OK, the downsides. He is 65 years old, and his name has been connected (sometimes laughably so) to virtually every job opening since LSU fired him in 2016. Why would he take the worst job among Power Five schools? Or, more troubling, why didn’t anyone else want him?
There are other obvious points to make against Miles. His teams at LSU were known for old-school, run-heavy schemes, that partially led to his firing. Presumably, that approach would need to be updated in the Big 12.
More to the point, recruiting at LSU is to recruiting at Kansas as drinking Dom Perignon is to drinking lighter fluid. Miles’ career is complete. He does not need this job in the way that a young up-and-comer would. Maybe that sort of desperate energy is needed.
But, one more time: this is Kansas.
Miles is not a long-term answer for Kansas, but who exactly is? Miles can be the man to stabilize the place, to lend some credibility and actual coaching chops to a program that has had neither since Mark Mangino was forced out in 2009.
Stay five years or so, drag the program from disgrace, make a bowl game, and be in better position to hire the more permanent man. That would be a resounding success.
There will be — have already been — comparisons to the brain-dead decision to hire Charlie Weis in 2012. These comparisons are lazy, and misguided.
Weis had no real previous success as a college coach. He made three bowls and bilked some $40 million from Notre Dame, achieving some initial success with the previous coach’s players, but quickly setting fire to the place. He left the program in much worse shape than he found it, and the school could not get rid of him quick enough, despite his status as an alum.

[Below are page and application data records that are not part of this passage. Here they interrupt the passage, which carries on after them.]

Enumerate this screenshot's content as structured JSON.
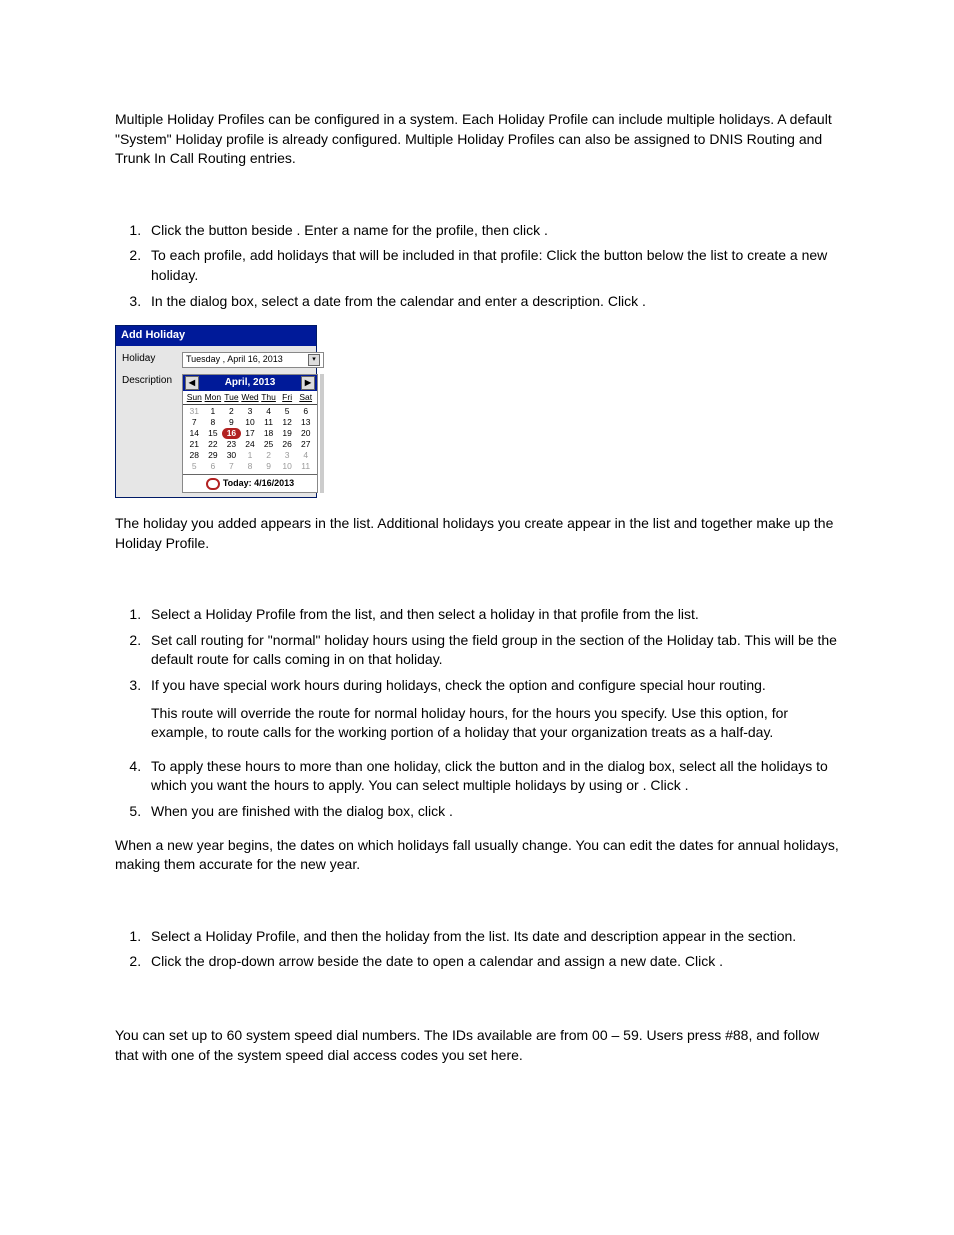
{
  "intro": "Multiple Holiday Profiles can be configured in a system. Each Holiday Profile can include multiple holidays. A default \"System\" Holiday profile is already configured. Multiple Holiday Profiles can also be assigned to DNIS Routing and Trunk In Call Routing entries.",
  "steps1": {
    "i1": "Click the           button beside            . Enter a name for the profile, then click        .",
    "i2": "To each profile, add holidays that will be included in that profile: Click the          button below the list to create a new holiday.",
    "i3": "In the dialog box, select a date from the calendar and enter a description. Click      ."
  },
  "dialog": {
    "title": "Add Holiday",
    "labelHoliday": "Holiday",
    "labelDescription": "Description",
    "dateText": "Tuesday  ,     April      16, 2013",
    "calHeader": "April, 2013",
    "dow": [
      "Sun",
      "Mon",
      "Tue",
      "Wed",
      "Thu",
      "Fri",
      "Sat"
    ],
    "weeks": [
      [
        {
          "d": "31",
          "dim": true
        },
        {
          "d": "1"
        },
        {
          "d": "2"
        },
        {
          "d": "3"
        },
        {
          "d": "4"
        },
        {
          "d": "5"
        },
        {
          "d": "6"
        }
      ],
      [
        {
          "d": "7"
        },
        {
          "d": "8"
        },
        {
          "d": "9"
        },
        {
          "d": "10"
        },
        {
          "d": "11"
        },
        {
          "d": "12"
        },
        {
          "d": "13"
        }
      ],
      [
        {
          "d": "14"
        },
        {
          "d": "15"
        },
        {
          "d": "16",
          "sel": true
        },
        {
          "d": "17"
        },
        {
          "d": "18"
        },
        {
          "d": "19"
        },
        {
          "d": "20"
        }
      ],
      [
        {
          "d": "21"
        },
        {
          "d": "22"
        },
        {
          "d": "23"
        },
        {
          "d": "24"
        },
        {
          "d": "25"
        },
        {
          "d": "26"
        },
        {
          "d": "27"
        }
      ],
      [
        {
          "d": "28"
        },
        {
          "d": "29"
        },
        {
          "d": "30"
        },
        {
          "d": "1",
          "dim": true
        },
        {
          "d": "2",
          "dim": true
        },
        {
          "d": "3",
          "dim": true
        },
        {
          "d": "4",
          "dim": true
        }
      ],
      [
        {
          "d": "5",
          "dim": true
        },
        {
          "d": "6",
          "dim": true
        },
        {
          "d": "7",
          "dim": true
        },
        {
          "d": "8",
          "dim": true
        },
        {
          "d": "9",
          "dim": true
        },
        {
          "d": "10",
          "dim": true
        },
        {
          "d": "11",
          "dim": true
        }
      ]
    ],
    "today": "Today: 4/16/2013"
  },
  "afterDialog": "The holiday you added appears in the              list. Additional holidays you create appear in the list and together make up the Holiday Profile.",
  "steps2": {
    "i1": "Select a Holiday Profile from the             list, and then select a holiday in that profile from the              list.",
    "i2": "Set call routing for \"normal\" holiday hours using the field group in the              section of the Holiday tab. This will be the default route for calls coming in on that holiday.",
    "i3": "If you have special work hours during holidays, check the                         option and configure special hour routing.",
    "i3b": "This route will override the route for normal holiday hours, for the hours you specify. Use this option, for example, to route calls for the working portion of a holiday that your organization treats as a half-day.",
    "i4": "To apply these hours to more than one holiday, click the                  button and in the                   dialog box, select all the holidays to which you want the hours to apply. You can select multiple holidays by using                 or                    . Click       .",
    "i5": "When you are finished with the dialog box, click      ."
  },
  "afterSteps2": "When a new year begins, the dates on which holidays fall usually change. You can edit the dates for annual holidays, making them accurate for the new year.",
  "steps3": {
    "i1": "Select a Holiday Profile, and then the holiday from the              list. Its date and description appear in the              section.",
    "i2": "Click the drop-down arrow beside the date to open a calendar and assign a new date. Click            ."
  },
  "outro": "You can set up to 60 system speed dial numbers. The IDs available are from 00 – 59. Users press #88, and follow that with one of the system speed dial access codes you set here."
}
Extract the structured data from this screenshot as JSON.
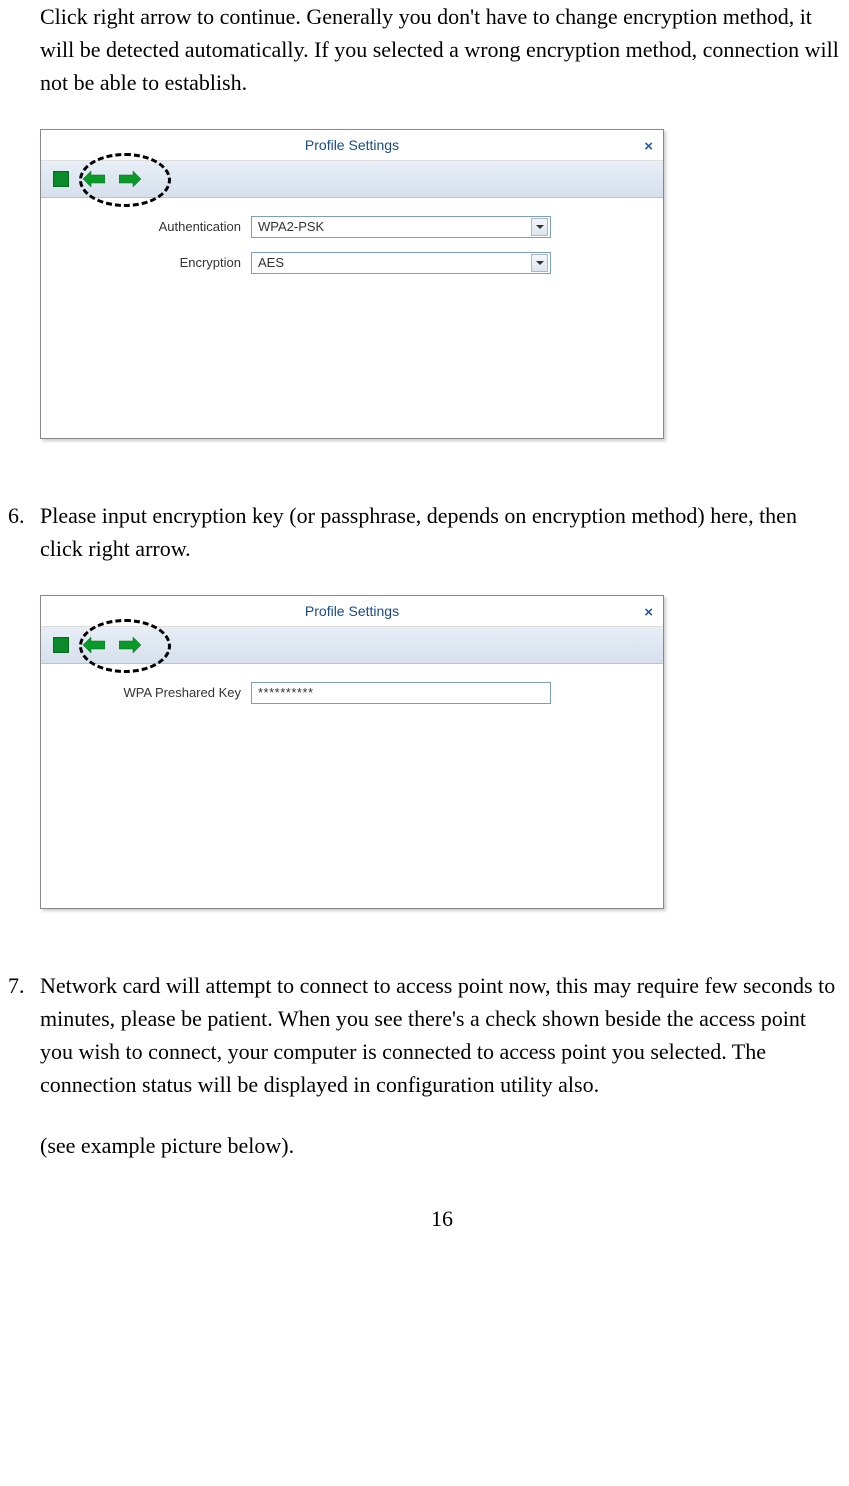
{
  "intro_paragraph": "Click right arrow to continue. Generally you don't have to change encryption method, it will be detected automatically. If you selected a wrong encryption method, connection will not be able to establish.",
  "dialog1": {
    "title": "Profile Settings",
    "close": "×",
    "auth_label": "Authentication",
    "auth_value": "WPA2-PSK",
    "enc_label": "Encryption",
    "enc_value": "AES"
  },
  "step6": {
    "num": "6.",
    "text": "Please input encryption key (or passphrase, depends on encryption method) here, then click right arrow."
  },
  "dialog2": {
    "title": "Profile Settings",
    "close": "×",
    "key_label": "WPA Preshared Key",
    "key_value": "**********"
  },
  "step7": {
    "num": "7.",
    "text": "Network card will attempt to connect to access point now, this may require few seconds to minutes, please be patient. When you see there's a check shown beside the access point you wish to connect, your computer is connected to access point you selected. The connection status will be displayed in configuration utility also.",
    "note": "(see example picture below)."
  },
  "page_number": "16"
}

Also, Weis had shown no ability or even interest in recruiting. Actually, when he took the offensive coordinator job with the Chiefs in 2010 he said one of the draws was that he would no longer have to deal with recruits or donors.
Miles has achieved great success in both of his previous jobs, and has the history of an energetic recruiter and engaged voice with fundraising.
Critically, Weis and then-KU athletic director Sheahon Zenger had no relationship before the first interview. Weis had no ties to the area, no ins with recruiting.
Miles and Long have known each other for at least 30 years, all the way to when Miles was a line coach and Long a grad assistant at Michigan. Long has had decades to know whether Miles would cut corners, or be engaged. Long has to get this decision right. It’s why he was hired.
His relationship with Miles apparently made this a relatively simple and straightforward search.
The trick, then, becomes making this work. Miles gave up $5 million guaranteed on a buyout from LSU on Thursday, which is a terrific sign that his motivation is about more than money. The same way Long knows Miles, Miles knows Long. He must be convinced that program support and institutional competence will exist in a way that Kansas has simply lacked over the last decade.
That program is far too broken to expect one hire to make the difference. Miles would walk into a job with one — ONE — commitment for the 2019 class. Every other Power Five school has at least eight, and just for context, the coaches at Maryland have somehow convinced 10 young men to join their program despite a tragic scandal and exposed administrative incompetence.
Miles will be recruiting to the same facilities, same fans, and same daunting task as his predecessors.
He’ll need help, luck, and a lot of good decisions. It may not be enough. This may be too big a job for Miles, or for someone at the end of his career, or, frankly, for anyone.
But with Miles, at least Kansas has a chance.